Originally published under the title "Love Alone Is Not Enough."
In an impassioned November 16 monologue, popular Australian TV host Waleed Aly told viewers "what we actually need is more love" in the fight against ISIS.
Waleed Aly is a well-known Australian media commentator. This week on Channel Ten's The Project he produced an impassioned and compelling speech about the Paris killings. This went viral, achieving 27 million views on social media within just a few days. That is more hits than there are people in Australia.
According to Aly, ISIS is weak but it hides this because it wants us all to be afraid, very afraid. Its whole purpose is that our fear will turn to hate, and hate will ripen into "World War III."
All people of good will who would stand against ISIS, Muslim or non-Muslim alike, must therefore come together in unity. According to Aly, love, and less hate, is what we need.
Aly is absolutely right that we do need love. But like the air we breathe, love by itself is not enough. It is not all we need.
We also need truth, and a whole lot more of it. Jesus, the Lord of Life, came "full of grace and truth." Truth without grace becomes a police state. But grace without truth is every bit as dangerous.
Waleed Aly himself rightly identified the Paris atrocity as an "Islamist terrorist attack." It is not hatred to ask what this word "Islamist" actually means.
It is not victimizing Muslims to seek to understand the theology of the jihadis.
He was also right to point out that ISIS wants to set non-Muslims and Muslims against each other. But this is not all ISIS wants, and saying this does not explain why they want it. It is not enough to say "ISIS wants to cause World War III," for war is but a means to an end. This tactic is a symptom of a problem, not its root cause.
Asking hard questions is not evidence of lack of grace. It is not victimizing Muslims to seek to understand the theology of the jihadis. Asking how and why ISIS makes use of the Qur'an or the model of Muhammad is not vilification.
These points are important because the feeling of being unloved by itself is not enough to turn so many young people into killers. There are many communities in the world that experience hatred, but this is rarely enough on its own to give rise to virulent, violent global ideologies.
No one could dispute that the tactic of intentionally using violence to incite fear and hatred is one of the weapons in the jihadis' arsenal, but it is just that: a tactic. Hatred incited by violence is not the heart of the matter or the fundamental driver in this war.
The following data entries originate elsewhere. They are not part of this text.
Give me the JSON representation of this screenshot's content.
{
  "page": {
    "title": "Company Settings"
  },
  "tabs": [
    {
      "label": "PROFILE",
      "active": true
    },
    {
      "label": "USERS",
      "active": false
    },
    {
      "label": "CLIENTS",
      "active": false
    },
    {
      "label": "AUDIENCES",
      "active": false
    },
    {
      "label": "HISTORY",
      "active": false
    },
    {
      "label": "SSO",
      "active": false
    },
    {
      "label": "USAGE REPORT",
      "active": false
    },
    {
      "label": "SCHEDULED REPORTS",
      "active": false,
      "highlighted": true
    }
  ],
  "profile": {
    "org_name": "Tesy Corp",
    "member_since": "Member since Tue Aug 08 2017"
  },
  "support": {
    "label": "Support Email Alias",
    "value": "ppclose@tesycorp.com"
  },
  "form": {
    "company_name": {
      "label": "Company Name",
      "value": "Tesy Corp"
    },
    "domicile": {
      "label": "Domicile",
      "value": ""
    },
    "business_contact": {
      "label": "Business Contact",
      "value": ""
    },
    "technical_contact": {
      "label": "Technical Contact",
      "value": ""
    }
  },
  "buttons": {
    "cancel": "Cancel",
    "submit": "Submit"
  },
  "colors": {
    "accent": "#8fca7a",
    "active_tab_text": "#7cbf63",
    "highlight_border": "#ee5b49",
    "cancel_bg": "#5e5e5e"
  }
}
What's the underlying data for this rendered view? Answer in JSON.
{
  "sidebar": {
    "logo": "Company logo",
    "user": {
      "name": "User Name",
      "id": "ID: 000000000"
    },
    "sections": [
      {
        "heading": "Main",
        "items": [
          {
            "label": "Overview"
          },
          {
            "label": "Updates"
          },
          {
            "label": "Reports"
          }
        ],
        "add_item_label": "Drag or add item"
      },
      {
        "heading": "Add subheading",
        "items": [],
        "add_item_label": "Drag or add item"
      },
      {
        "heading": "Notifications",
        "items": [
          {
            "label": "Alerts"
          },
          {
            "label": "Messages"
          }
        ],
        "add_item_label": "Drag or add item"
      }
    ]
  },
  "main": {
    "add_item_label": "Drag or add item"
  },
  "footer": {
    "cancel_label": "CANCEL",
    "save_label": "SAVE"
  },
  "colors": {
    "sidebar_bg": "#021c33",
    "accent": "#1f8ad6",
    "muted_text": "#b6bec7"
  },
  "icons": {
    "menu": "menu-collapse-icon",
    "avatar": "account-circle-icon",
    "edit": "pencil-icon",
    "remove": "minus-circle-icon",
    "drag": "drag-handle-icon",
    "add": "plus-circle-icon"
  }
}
It is but a symptom of deeper things.
Hatred can fuel this war, but love alone will not put it out.
Love without truth can lead to blindness and suicidal submission.
Furthermore, a danger with Aly's rhetoric is that it could work as a wedge to separate love from truth, treating the two as strangers. It could be used as a pretext to censor those who ask the hard questions, on the grounds that this is ungracious. In this struggle it is wrong to privilege either love or truth, for we will need both.
Truth without love can cause endless heartache. This is true. But love without truth can cause blindness that meekly tolerates abuse and leads to suicidal submission.
This is likely to be a very long war. Relationships will be strained. And yes, we will all need a lot of compassion. But without truth to strengthen it, love alone will not save us.
Mark Durie, the pastor of an Anglican church and founder of the Institute for Spiritual Awareness, is a Shillman-Ginsburg Fellow at the Middle East Forum,